▽

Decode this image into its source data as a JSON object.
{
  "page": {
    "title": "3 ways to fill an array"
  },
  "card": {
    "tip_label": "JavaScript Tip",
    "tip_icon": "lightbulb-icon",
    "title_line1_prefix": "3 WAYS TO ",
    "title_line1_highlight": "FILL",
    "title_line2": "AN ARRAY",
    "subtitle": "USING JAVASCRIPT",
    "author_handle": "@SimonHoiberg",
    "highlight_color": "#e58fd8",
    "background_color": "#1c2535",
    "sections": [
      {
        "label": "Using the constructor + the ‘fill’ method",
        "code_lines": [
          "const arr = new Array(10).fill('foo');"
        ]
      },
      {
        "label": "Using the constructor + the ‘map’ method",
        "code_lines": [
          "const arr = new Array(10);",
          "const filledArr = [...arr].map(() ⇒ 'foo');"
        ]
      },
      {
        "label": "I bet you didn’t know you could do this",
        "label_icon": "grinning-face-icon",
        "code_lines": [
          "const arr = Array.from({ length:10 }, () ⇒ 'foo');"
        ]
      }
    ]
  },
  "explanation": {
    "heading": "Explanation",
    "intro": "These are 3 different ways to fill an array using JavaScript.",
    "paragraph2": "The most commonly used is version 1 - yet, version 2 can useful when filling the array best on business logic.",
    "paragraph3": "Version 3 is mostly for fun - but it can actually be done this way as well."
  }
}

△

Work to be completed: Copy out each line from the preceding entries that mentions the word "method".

Output:
        "label": "Using the constructor + the ‘fill’ method",
        "label": "Using the constructor + the ‘map’ method",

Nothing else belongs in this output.